Last Sunday, I convinced a cab driver to bring four of us from the BWI train station to DC for $15 each. This ride typically costs at least $80, the train wasn’t coming for 45 minutes and if we did wait it was going to be $21 each anyway. He got a really bad deal but not because I drove a hard bargain. On the contrary, all I did was ask.
This wasn’t exactly a hard negotiation but knowing these points from my b-school negotiation course definitely helped in this case and almost on a daily basis.
- You’re your own barrier: It goes without saying but is worth a reminder that you can’t get what you don’t ask for. One of the most practical assignments I did in grad school was “collecting nos,” an exercise to ask people for things until I got 10 people to say “no” to me. We couldn’t ask the same person twice or use a question twice. It was a clever and effective way to teach that almost everything is up for discussion and barriers to “yes” are often self-made fear of rejection and lack of creativity to look for win-wins. Interestingly, of the more than 25 questions I asked, the most straightforward “no” was from a passer-by in Dupont Circle when I asked “Can I give you a dollar?” (with dollar in hand).
- No one has to lose: There seems to be a widely held perception that negotiation is about winning and losing. In a successful negotiation, everyone walks away with something they want and the process is more about side-by-side problem solving that competition. Ideally, a negotiation is an opportunity to explore options, expand the pie and uncover the different sides interests to see how to find a middle ground. It’s about the problem not the two people working through it. Food for thought: If you ask who is winning in a marriage, your marriage is in trouble. This is true for negotiation as well.
- Work on the relationship first: I heard somewhere recently that trust is a mutual understanding of behavior. Start with all the things we do subconsciously with people we care about - be patient, make eye contact, appear vulnerable, listen to understand not to respond, be authentic, find common ground, use “I statements.” Avoid a god-like voice because the expression the “truth is” puts people off. Instead, speak for your self and represent a point of view not the point of view and you’re more likely to have the other side open up. If the other side isn’t doing any of these things, call them out. It’s hard to believe but being called out on tactics will make your negotiation partner like you more.

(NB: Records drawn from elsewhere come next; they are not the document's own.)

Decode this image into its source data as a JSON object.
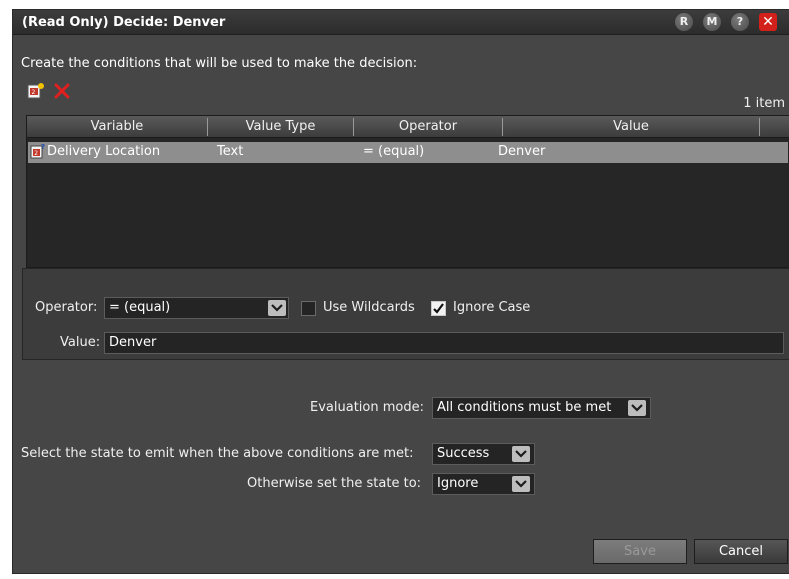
{
  "window": {
    "title": "(Read Only) Decide: Denver",
    "buttons": {
      "r": "R",
      "m": "M",
      "help": "?",
      "close": "✕"
    }
  },
  "prompt": "Create the conditions that will be used to make the decision:",
  "item_count": "1 item",
  "table": {
    "columns": [
      "Variable",
      "Value Type",
      "Operator",
      "Value"
    ],
    "rows": [
      {
        "variable": "Delivery Location",
        "value_type": "Text",
        "operator": "= (equal)",
        "value": "Denver"
      }
    ]
  },
  "condition_editor": {
    "operator_label": "Operator:",
    "operator_value": "= (equal)",
    "use_wildcards_label": "Use Wildcards",
    "use_wildcards_checked": false,
    "ignore_case_label": "Ignore Case",
    "ignore_case_checked": true,
    "value_label": "Value:",
    "value": "Denver"
  },
  "evaluation": {
    "mode_label": "Evaluation mode:",
    "mode_value": "All conditions must be met",
    "emit_label": "Select the state to emit when the above conditions are met:",
    "emit_value": "Success",
    "otherwise_label": "Otherwise set the state to:",
    "otherwise_value": "Ignore"
  },
  "footer": {
    "save": "Save",
    "cancel": "Cancel"
  },
  "colors": {
    "close_red": "#d3201a",
    "dialog_bg": "#464646",
    "selected_row": "#8e8e8e"
  }
}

- 85% of success is tied to preparation: As Phil Reed of Edmunds.com, the car buying site, says, “Smart negotiating is based on as much information as you can get.” The mistake a lot of people make in preparation is spending their time researching their needs and wants instead of understanding the other side - identifying their interests, perspective, options, BATNA, fears, tactics, questions they might ask, as well as the victory speech to their boss. Ask the question, If they get what they are asking for, what are they going to do with it? When a negotiation is about money (which is common as it’s often a proxy for other things), try to figure out how they would spend the money. Also, work on strengthening your own BATNA, or what your best alternative to negotiating an agreement, to increase confidence.
- Power is perception: As my negotiation professor Dr. K reminded us ad nauseum (and rightfully so), “If you think you have the power, you probably do.” Having a good BATNA gives the perception that you have options and that you can walk away. The BATNA is the best alternative choice not a collection of alternatives or the bottom line, as it is often confused. One caveat is that studies show that when people gain power, they lost perspective taking ability so power can cause one to forget to question assumptions and can make it hard to keep one’s eye on the prize.
- Ask more questions: They say you have one mouth and two ears so you should be listening twice as much as you talk. Questions test assumptions and are even more important if you’re sure you’re right. The classic example is that two people both want an orange so they decide to split it in half but if they had talked about their interests in the orange, they would have learned that one wanted the fruit and the other wanted the peel. Some questions to get started: What are you hoping to get out of this? or What bothers you about my idea? Sometimes it’s easier to get someone to criticize you than to describe their own interests. Spend about 20 minutes asking questions, collecting information before throwing out a number. Also, it’s human nature to be uncomfortable with silence. Use it to your advantage to get your partner talking.
- Style coordination is an art: You can be all things to all people if you know who you are and what’s being asked. The best negotiators really think through their style and adjust based on the other person and situation. An avoider has to approach a competitor very differently than they would a collaborator.
- Look for tactics, but use them: A tactic called out loses its power but they are also effective. For example, when asked a question you don’t want to answer, respond with another question. Know that “split the difference” usually means the person offering it is getting a better deal. When making concessions, you want to creep and get smaller because shrinking concessions mean you’re getting closer. And you can detect when someone lies through all sorts of body language indicators - tend to look up and to the right, more pauses in conversation, more “allness” – all, always, everyone, none, nobody, higher pitch voice, more self touching - like nose rubbing, and increased blinking. That of course isn’t a tactic, just a tip. Good luck!